In case you’ve been away from the internet for 12 hours, controversy of the moment is Harlan Ellison’s having groped Connie Willis’s breast onstage at the Hugos on Saturday. Commentary from: Patrick Nielsen Hayden, Gwenda Bond, Catherine Morrison, Gavin Grant, and Ed Champion, the latter featuring a picture from the same event. A representative sample, from PNH:
Just as with George W. Bush’s now-famous uninvited shoulder-rub of German Chancellor Angela Merkel, the basic message of Ellison’s tit-grab is this: “Remember, you may think you have standing, status, and normal, everyday adult dignity, but we can take it back at any time. If you are female, you’ll never be safe. You can be the political leader of the most powerful country in Europe. You can be the most honored female writer in modern science fiction. We can still demean you, if we feel like it, and at random intervals, just to keep you in line, we will.”
It’s not okay. It’s not funny. It wasn’t a blow against bourgeois pieties or political correctness. It was just pathetic and nasty and sad and most of us didn’t want to watch it. It’s another thing that’s going to stop.
I wasn’t there myself, but if it’s as reported by Patrick and others, then clearly there should be some kind of apology/making amends. I’ve certainly not seen any accounts which deny it happened. (Though it should also be recorded that Ellison has in the past done non-zero amounts of work for women’s rights, specifically – to my knowledge – the ERA.) In the meantime, your quote for the day, from Ellison’s introduction to Joanna Russ’s “When it Changed”, in Again, Dangerous Visions (1972):
I’m not trying to start a fight here, you understand, but like newly converted Jews or Catholics, like lifetime cigarette smokers who’ve put down, like alcoholics now on the wagon, those of us who’ve spent the greater part of our lives as male chauvinists get terribly zealous in pointing out the gentlemen in our midst who are still wrong-thinking offenders. […]
What [Joanna Russ] is, is a fine writer, getting better every year. What she’s proving – and “When it Changed” will serve in large measure to further that proof – is that speculative fiction up till now has indisputably belonged to the men, but that squatter’s rights to that territory simply aren’t good enough any more. Not with talents like Joanna Russ around.

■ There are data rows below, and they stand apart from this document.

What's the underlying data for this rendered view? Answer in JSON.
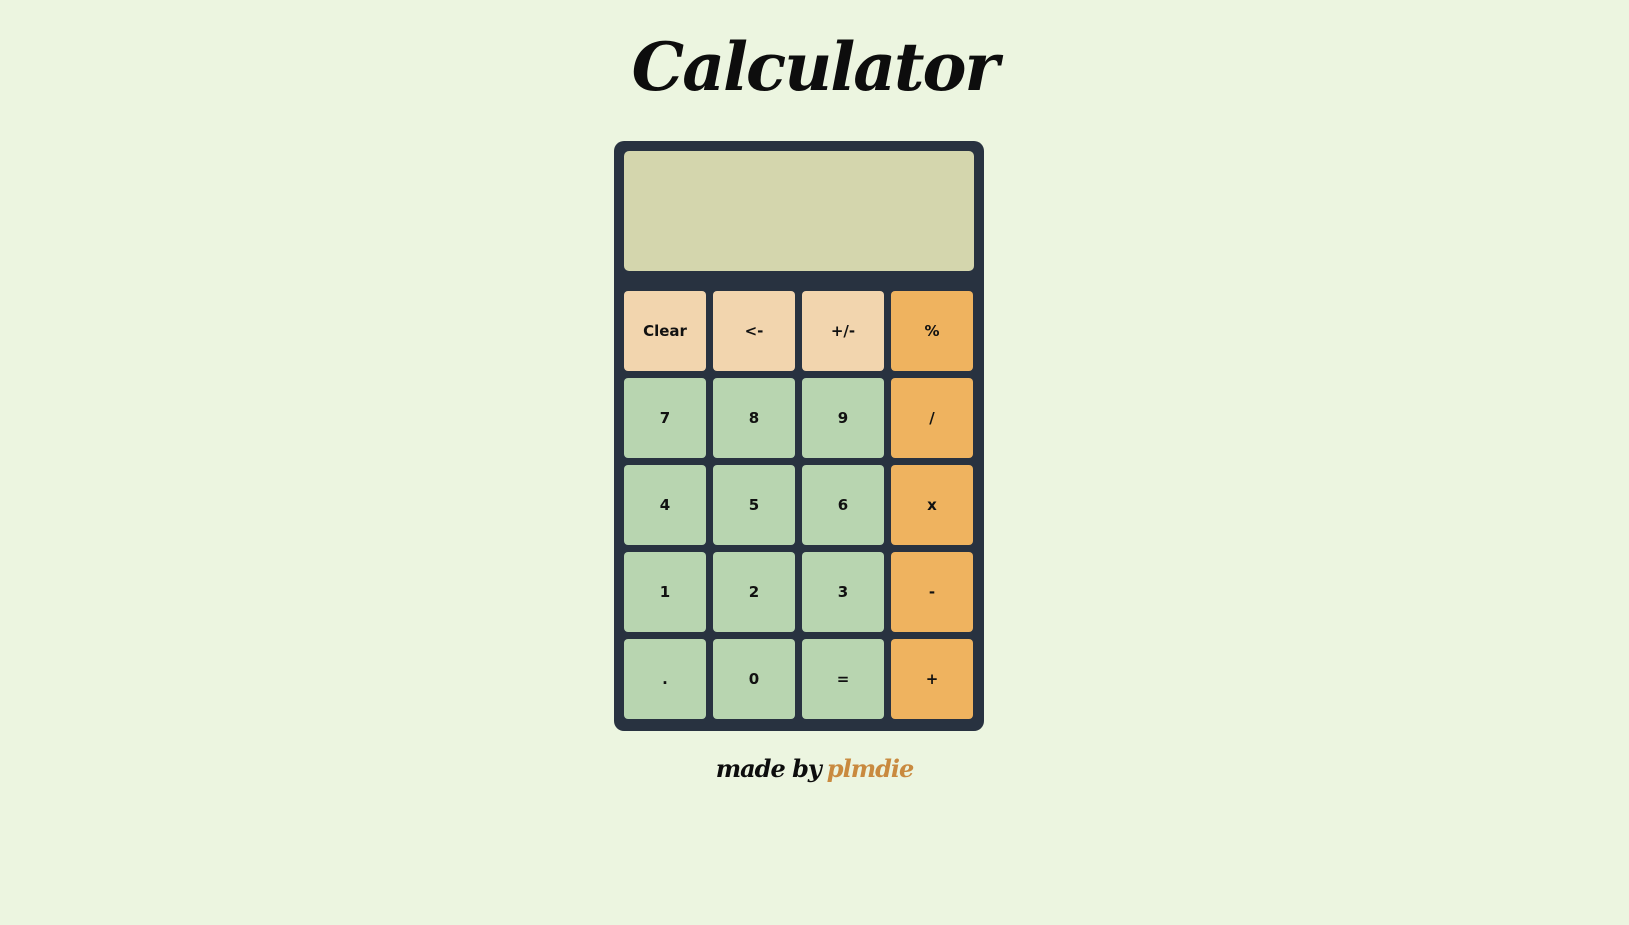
{
  "title": "Calculator",
  "display": {
    "value": ""
  },
  "keys": [
    {
      "label": "Clear",
      "kind": "func",
      "name": "clear-button"
    },
    {
      "label": "<-",
      "kind": "func",
      "name": "backspace-button"
    },
    {
      "label": "+/-",
      "kind": "func",
      "name": "sign-toggle-button"
    },
    {
      "label": "%",
      "kind": "op",
      "name": "percent-button"
    },
    {
      "label": "7",
      "kind": "num",
      "name": "digit-7-button"
    },
    {
      "label": "8",
      "kind": "num",
      "name": "digit-8-button"
    },
    {
      "label": "9",
      "kind": "num",
      "name": "digit-9-button"
    },
    {
      "label": "/",
      "kind": "op",
      "name": "divide-button"
    },
    {
      "label": "4",
      "kind": "num",
      "name": "digit-4-button"
    },
    {
      "label": "5",
      "kind": "num",
      "name": "digit-5-button"
    },
    {
      "label": "6",
      "kind": "num",
      "name": "digit-6-button"
    },
    {
      "label": "x",
      "kind": "op",
      "name": "multiply-button"
    },
    {
      "label": "1",
      "kind": "num",
      "name": "digit-1-button"
    },
    {
      "label": "2",
      "kind": "num",
      "name": "digit-2-button"
    },
    {
      "label": "3",
      "kind": "num",
      "name": "digit-3-button"
    },
    {
      "label": "-",
      "kind": "op",
      "name": "subtract-button"
    },
    {
      "label": ".",
      "kind": "num",
      "name": "decimal-button"
    },
    {
      "label": "0",
      "kind": "num",
      "name": "digit-0-button"
    },
    {
      "label": "=",
      "kind": "num",
      "name": "equals-button"
    },
    {
      "label": "+",
      "kind": "op",
      "name": "add-button"
    }
  ],
  "footer": {
    "prefix": "made by",
    "author": "plmdie"
  },
  "colors": {
    "page_background": "#ecf5e0",
    "calculator_body": "#283240",
    "display_background": "#d4d6ad",
    "function_key": "#f2d5ae",
    "number_key": "#b8d5b0",
    "operator_key": "#efb35f",
    "author_link": "#c98a3f"
  }
}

And further, she looks infinitely better in a bikini than any of the editors who rejected her novel.